Emirati men claps as they watch the launch of the "Amal" or "Hope" space probe at the Mohammed bin Rashid Space Center in Dubai, United Arab Emirates

Emirati men claps as they watch the launch of the ‘Amal’ or ‘Hope’ space probe at the Mohammed bin Rashid Space Center in Dubai, United Arab Emirates

'Hope' - or Al-Amal in Arabic - has been a source of great pride in the UAE, a newcomer to the world of space

‘Hope’ – or Al-Amal in Arabic – has been a source of great pride in the UAE, a newcomer to the world of space

Emiratis are pictured at the Mohammed Bin Rashid Space Centre in Dubai ahead of the expected launch

Emiratis are pictured at the Mohammed Bin Rashid Space Centre in Dubai ahead of the expected launch

A screen broadcasting the launch of the "Hope" Mars probe at the Mohammed Bin Rashid Space Centre in Dubai

A screen broadcasting the launch of the ‘Hope’ Mars probe at the Mohammed Bin Rashid Space Centre in Dubai

‘A message of pride, hope and peace to the Arab region, in which we renew the golden age of Arab and Islamic discoveries,’ the government of the UAE, which is made of seven emirates including the capital of Abu Dhabi and Dubai, said on Twitter.

Dubai’s Burj Khalifa, the world’s tallest skyscraper, lit up before blast-off with a symbolic 10-second countdown in anticipation of the launch that had already been delayed twice this month due to weather conditions.

It is expected to reach Mars’s orbit by February 2021, marking the 50th anniversary of the unification of the UAE.

Dubai's Burj Khalifa, the world's tallest skyscraper, lit up before blast-off with a symbolic 10-second countdown in anticipation of the launch that had already been delayed twice this month due to weather conditions

Dubai's Burj Khalifa lit up in support of the United Arab Emirates "Hope" Mars probe

Dubai’s Burj Khalifa, the world’s tallest skyscraper, lit up before blast-off with a symbolic 10-second countdown in anticipation of the launch that had already been delayed twice this month due to weather conditions 

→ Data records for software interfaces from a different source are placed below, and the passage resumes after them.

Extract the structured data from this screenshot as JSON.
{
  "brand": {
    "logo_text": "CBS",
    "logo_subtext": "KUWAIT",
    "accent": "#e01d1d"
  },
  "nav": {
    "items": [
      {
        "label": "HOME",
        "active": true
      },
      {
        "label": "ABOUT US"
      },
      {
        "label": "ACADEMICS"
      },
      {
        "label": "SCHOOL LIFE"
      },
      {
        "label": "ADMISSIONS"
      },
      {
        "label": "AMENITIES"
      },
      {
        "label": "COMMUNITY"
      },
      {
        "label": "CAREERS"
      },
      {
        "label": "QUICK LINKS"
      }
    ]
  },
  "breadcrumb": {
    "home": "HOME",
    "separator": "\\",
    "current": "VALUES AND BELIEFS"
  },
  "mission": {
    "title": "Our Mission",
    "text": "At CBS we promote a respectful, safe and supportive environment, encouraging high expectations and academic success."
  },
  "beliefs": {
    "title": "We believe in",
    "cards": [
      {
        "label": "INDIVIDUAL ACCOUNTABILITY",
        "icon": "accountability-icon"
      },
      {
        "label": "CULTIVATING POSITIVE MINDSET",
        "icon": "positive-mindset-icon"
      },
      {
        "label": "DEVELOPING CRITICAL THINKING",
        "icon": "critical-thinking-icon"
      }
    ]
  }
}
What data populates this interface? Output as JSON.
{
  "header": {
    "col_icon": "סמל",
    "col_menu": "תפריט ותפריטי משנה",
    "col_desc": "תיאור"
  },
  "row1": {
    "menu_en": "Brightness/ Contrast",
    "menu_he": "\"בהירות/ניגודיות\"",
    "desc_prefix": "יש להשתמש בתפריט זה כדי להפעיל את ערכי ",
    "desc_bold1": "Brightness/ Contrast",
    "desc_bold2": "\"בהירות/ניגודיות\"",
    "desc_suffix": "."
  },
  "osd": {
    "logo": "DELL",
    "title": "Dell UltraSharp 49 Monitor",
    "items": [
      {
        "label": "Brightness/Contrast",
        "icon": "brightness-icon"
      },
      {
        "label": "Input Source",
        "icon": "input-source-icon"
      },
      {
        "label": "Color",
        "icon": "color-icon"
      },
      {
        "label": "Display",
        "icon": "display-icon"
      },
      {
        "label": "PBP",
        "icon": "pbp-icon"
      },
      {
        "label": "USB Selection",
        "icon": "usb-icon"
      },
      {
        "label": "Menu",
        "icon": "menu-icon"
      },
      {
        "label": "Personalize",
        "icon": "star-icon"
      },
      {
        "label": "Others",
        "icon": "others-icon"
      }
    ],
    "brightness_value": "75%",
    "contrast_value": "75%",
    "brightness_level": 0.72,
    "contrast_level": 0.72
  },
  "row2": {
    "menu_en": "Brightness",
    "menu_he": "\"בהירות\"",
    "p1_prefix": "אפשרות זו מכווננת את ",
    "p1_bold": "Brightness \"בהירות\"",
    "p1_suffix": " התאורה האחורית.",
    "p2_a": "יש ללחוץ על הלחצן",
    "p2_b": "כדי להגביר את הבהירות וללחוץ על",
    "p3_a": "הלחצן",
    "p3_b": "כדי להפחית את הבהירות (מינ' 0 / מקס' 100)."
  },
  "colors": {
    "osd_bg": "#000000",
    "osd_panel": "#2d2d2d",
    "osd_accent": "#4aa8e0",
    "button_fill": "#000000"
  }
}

While the mission objective is to provide a comprehensive image of the weather dynamics in Mars’s atmosphere and pave the way for scientific breakthroughs, the UAE wants the project to serve as a source of inspiration for Arab youth, in an often volatile region.

”Hope’ belongs to millions of young people in this region who long for progress, inspiration & opportunity; it’s a direct challenge to those who continue to suppress these aspirations,’ tweeted Hend al-Otaiba, director of strategic communications at the UAE’s foreign ministry.

Read more at DailyMail.co.uk